◆ WORK ORDER
The answer must be one number: the count of lines in the data below that include "this".

<<<<

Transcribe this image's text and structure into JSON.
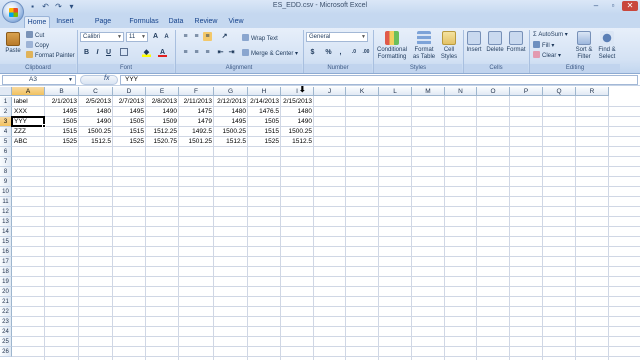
{
  "window": {
    "title": "ES_EDD.csv - Microsoft Excel"
  },
  "quick_access": {
    "icons": [
      "save-icon",
      "undo-icon",
      "redo-icon",
      "customize-icon"
    ]
  },
  "window_controls": {
    "minimize": "–",
    "maximize": "▫",
    "close": "✕"
  },
  "tabs": [
    "Home",
    "Insert",
    "Page Layout",
    "Formulas",
    "Data",
    "Review",
    "View"
  ],
  "ribbon": {
    "clipboard": {
      "paste": "Paste",
      "cut": "Cut",
      "copy": "Copy",
      "format_painter": "Format Painter",
      "label": "Clipboard"
    },
    "font": {
      "name": "Calibri",
      "size": "11",
      "grow": "A",
      "shrink": "A",
      "bold": "B",
      "italic": "I",
      "underline": "U",
      "color_letter": "A",
      "label": "Font"
    },
    "alignment": {
      "wrap": "Wrap Text",
      "merge": "Merge & Center",
      "label": "Alignment"
    },
    "number": {
      "format": "General",
      "currency": "$",
      "percent": "%",
      "comma": ",",
      "inc_dec": ".0",
      "dec_dec": ".00",
      "label": "Number"
    },
    "styles": {
      "conditional": "Conditional",
      "conditional2": "Formatting",
      "format_table": "Format",
      "format_table2": "as Table",
      "cell_styles": "Cell",
      "cell_styles2": "Styles",
      "label": "Styles"
    },
    "cells": {
      "insert": "Insert",
      "delete": "Delete",
      "format": "Format",
      "label": "Cells"
    },
    "editing": {
      "autosum": "AutoSum",
      "fill": "Fill",
      "clear": "Clear",
      "sort": "Sort &",
      "sort2": "Filter",
      "find": "Find &",
      "find2": "Select",
      "label": "Editing"
    }
  },
  "formula_bar": {
    "name_box": "A3",
    "fx": "fx",
    "content": "YYY"
  },
  "sheet": {
    "columns": [
      "A",
      "B",
      "C",
      "D",
      "E",
      "F",
      "G",
      "H",
      "I",
      "J",
      "K",
      "L",
      "M",
      "N",
      "O",
      "P",
      "Q",
      "R"
    ],
    "rows": [
      "1",
      "2",
      "3",
      "4",
      "5",
      "6",
      "7",
      "8",
      "9",
      "10",
      "11",
      "12",
      "13",
      "14",
      "15",
      "16",
      "17",
      "18",
      "19",
      "20",
      "21",
      "22",
      "23",
      "24",
      "25",
      "26"
    ],
    "data": [
      [
        "label",
        "2/1/2013",
        "2/5/2013",
        "2/7/2013",
        "2/8/2013",
        "2/11/2013",
        "2/12/2013",
        "2/14/2013",
        "2/15/2013"
      ],
      [
        "XXX",
        "1495",
        "1480",
        "1495",
        "1490",
        "1475",
        "1480",
        "1476.5",
        "1480"
      ],
      [
        "YYY",
        "1505",
        "1490",
        "1505",
        "1509",
        "1479",
        "1495",
        "1505",
        "1490"
      ],
      [
        "ZZZ",
        "1515",
        "1500.25",
        "1515",
        "1512.25",
        "1492.5",
        "1500.25",
        "1515",
        "1500.25"
      ],
      [
        "ABC",
        "1525",
        "1512.5",
        "1525",
        "1520.75",
        "1501.25",
        "1512.5",
        "1525",
        "1512.5"
      ]
    ],
    "selected_cell": "A3",
    "selected_column": "A",
    "selected_row": "3"
  },
  "colors": {
    "accent": "#1e395b",
    "selection": "#f1c15f",
    "grid": "#d0d7e5"
  }
}
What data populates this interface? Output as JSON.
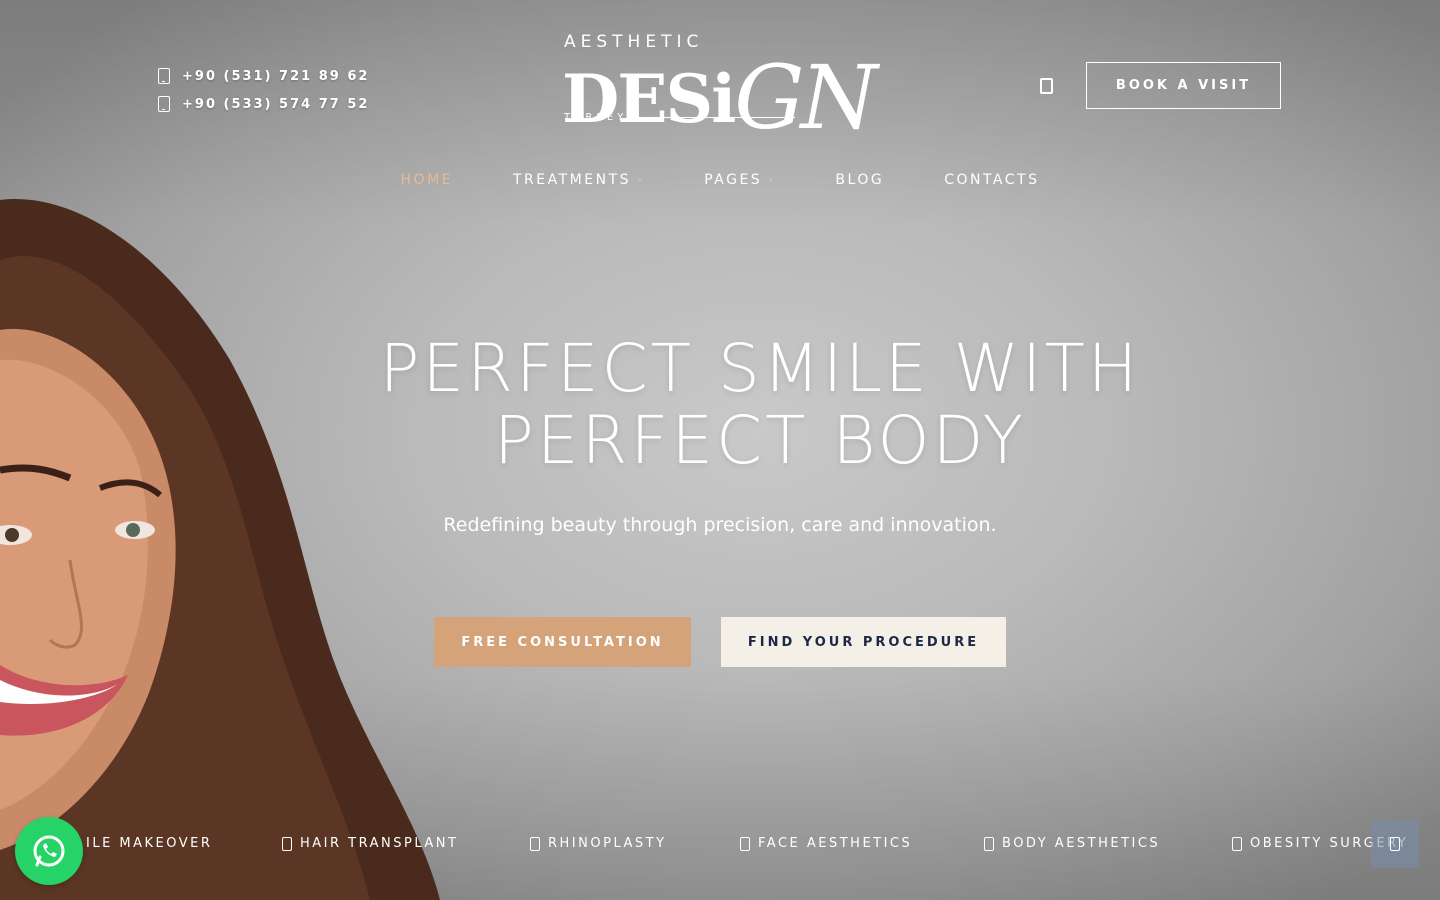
{
  "header": {
    "phones": [
      "+90 (531) 721 89 62",
      "+90 (533) 574 77 52"
    ],
    "logo": {
      "top": "AESTHETIC",
      "main_a": "DESi",
      "main_b": "GN",
      "bottom": "TURKEY"
    },
    "book_label": "BOOK A VISIT",
    "search_icon": "search-icon"
  },
  "nav": {
    "items": [
      {
        "label": "HOME",
        "active": true,
        "dropdown": false
      },
      {
        "label": "TREATMENTS",
        "active": false,
        "dropdown": true
      },
      {
        "label": "PAGES",
        "active": false,
        "dropdown": true
      },
      {
        "label": "BLOG",
        "active": false,
        "dropdown": false
      },
      {
        "label": "CONTACTS",
        "active": false,
        "dropdown": false
      }
    ],
    "chevron": "◦"
  },
  "hero": {
    "title_line1": "PERFECT SMILE WITH",
    "title_line2": "PERFECT BODY",
    "subtitle": "Redefining beauty through precision, care and innovation.",
    "cta_primary": "FREE CONSULTATION",
    "cta_secondary": "FIND YOUR PROCEDURE"
  },
  "ticker": {
    "items": [
      "ILE MAKEOVER",
      "HAIR TRANSPLANT",
      "RHINOPLASTY",
      "FACE AESTHETICS",
      "BODY AESTHETICS",
      "OBESITY SURGERY"
    ]
  },
  "colors": {
    "accent": "#d5a37a",
    "active_nav": "#e9b98f",
    "navy": "#1d2846",
    "whatsapp": "#25d366"
  }
}
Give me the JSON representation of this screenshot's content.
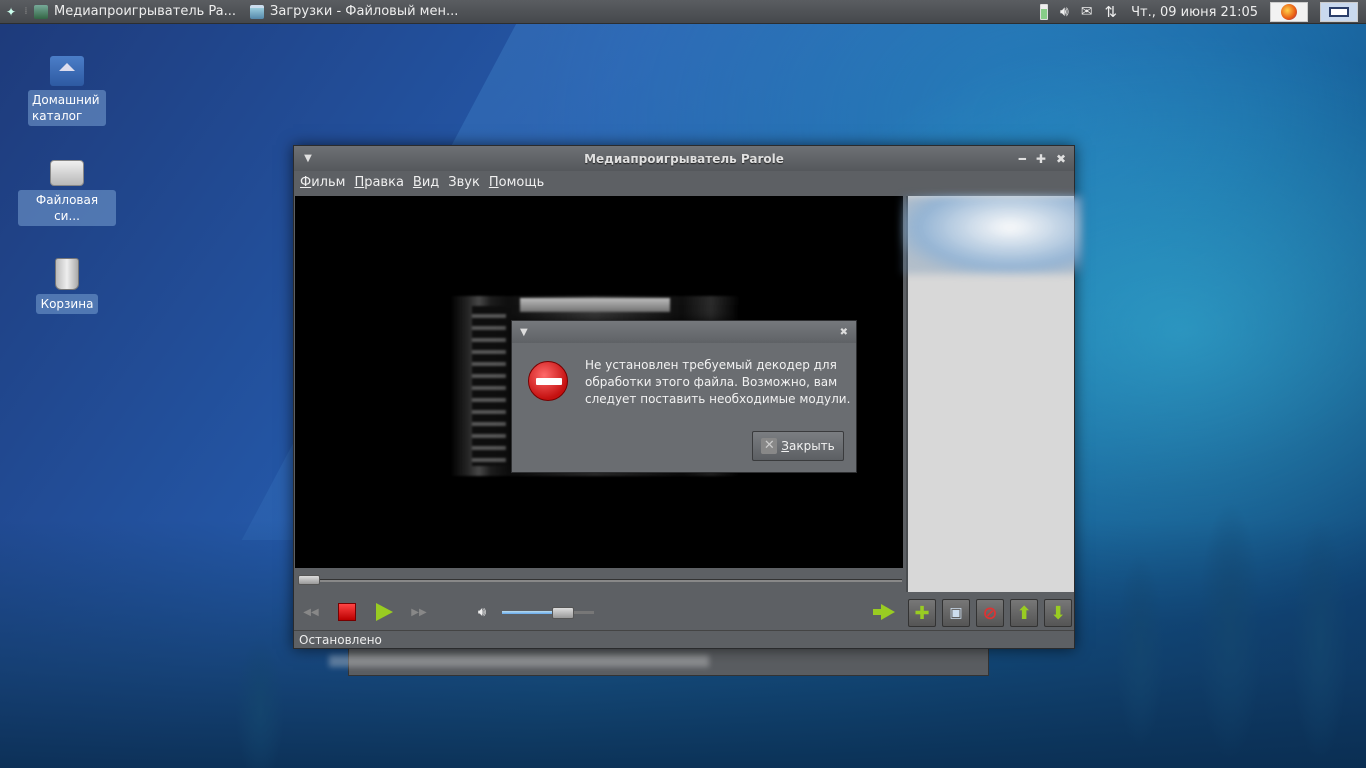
{
  "panel": {
    "tasks": [
      {
        "label": "Медиапроигрыватель Pa..."
      },
      {
        "label": "Загрузки - Файловый мен..."
      }
    ],
    "clock": "Чт., 09 июня  21:05"
  },
  "desktop": {
    "icons": [
      {
        "label": "Домашний\nкаталог"
      },
      {
        "label": "Файловая си..."
      },
      {
        "label": "Корзина"
      }
    ]
  },
  "player": {
    "title": "Медиапроигрыватель Parole",
    "menu": [
      {
        "label": "Фильм",
        "mnemonic": "Ф",
        "rest": "ильм"
      },
      {
        "label": "Правка",
        "mnemonic": "П",
        "rest": "равка"
      },
      {
        "label": "Вид",
        "mnemonic": "В",
        "rest": "ид"
      },
      {
        "label": "Звук",
        "mnemonic": "З",
        "rest": "вук"
      },
      {
        "label": "Помощь",
        "mnemonic": "П",
        "rest": "омощь"
      }
    ],
    "status": "Остановлено",
    "seek_fraction": 0.0,
    "volume_fraction": 0.72
  },
  "dialog": {
    "message": "Не установлен требуемый декодер для обработки этого файла. Возможно, вам следует поставить необходимые модули.",
    "close_label": "Закрыть",
    "close_mnemonic": "З",
    "close_rest": "акрыть"
  },
  "colors": {
    "accent_green": "#99cc22",
    "stop_red": "#dd2222"
  }
}
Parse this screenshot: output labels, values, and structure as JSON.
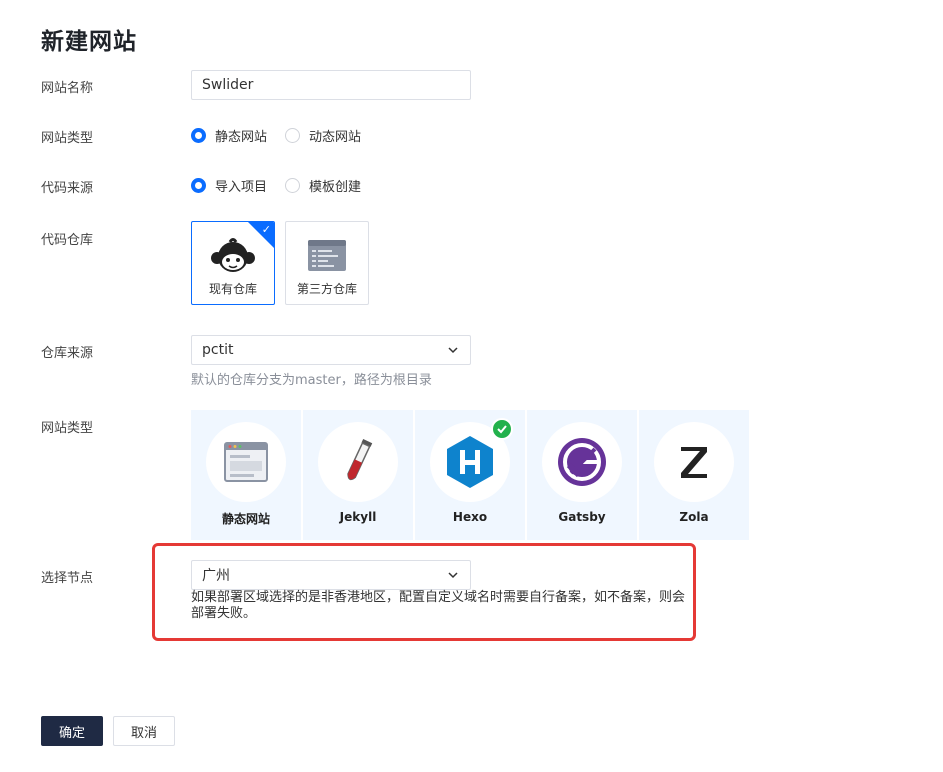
{
  "page": {
    "title": "新建网站"
  },
  "fields": {
    "site_name": {
      "label": "网站名称",
      "value": "Swlider"
    },
    "site_type": {
      "label": "网站类型",
      "options": [
        "静态网站",
        "动态网站"
      ],
      "selected": "静态网站"
    },
    "code_source": {
      "label": "代码来源",
      "options": [
        "导入项目",
        "模板创建"
      ],
      "selected": "导入项目"
    },
    "code_repo": {
      "label": "代码仓库",
      "cards": [
        "现有仓库",
        "第三方仓库"
      ],
      "selected": "现有仓库"
    },
    "repo_source": {
      "label": "仓库来源",
      "value": "pctit",
      "hint": "默认的仓库分支为master，路径为根目录"
    },
    "framework": {
      "label": "网站类型",
      "items": [
        "静态网站",
        "Jekyll",
        "Hexo",
        "Gatsby",
        "Zola"
      ],
      "selected": "Hexo"
    },
    "node": {
      "label": "选择节点",
      "value": "广州",
      "warning": "如果部署区域选择的是非香港地区，配置自定义域名时需要自行备案，如不备案，则会部署失败。"
    }
  },
  "actions": {
    "confirm": "确定",
    "cancel": "取消"
  },
  "colors": {
    "primary": "#0a6cff",
    "dark_button": "#1f2a44",
    "highlight": "#e53935",
    "success": "#22b14c",
    "card_bg": "#f0f7ff"
  },
  "icons": {
    "existing_repo": "monkey-logo-icon",
    "third_party_repo": "code-window-icon",
    "static_site": "browser-window-icon",
    "jekyll": "test-tube-icon",
    "hexo": "hexagon-h-icon",
    "gatsby": "gatsby-logo-icon",
    "zola": "zola-z-icon",
    "selected_check": "check-icon"
  }
}
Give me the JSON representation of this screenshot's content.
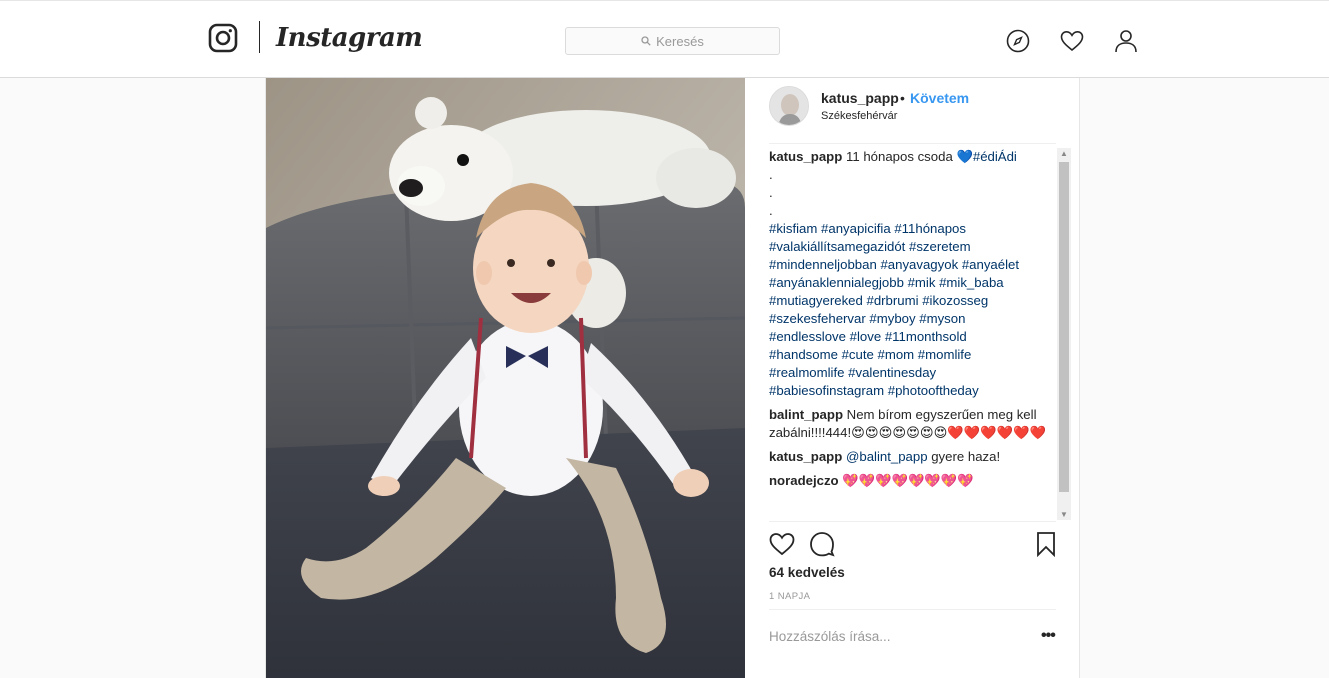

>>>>

◆ TASK RESULT
5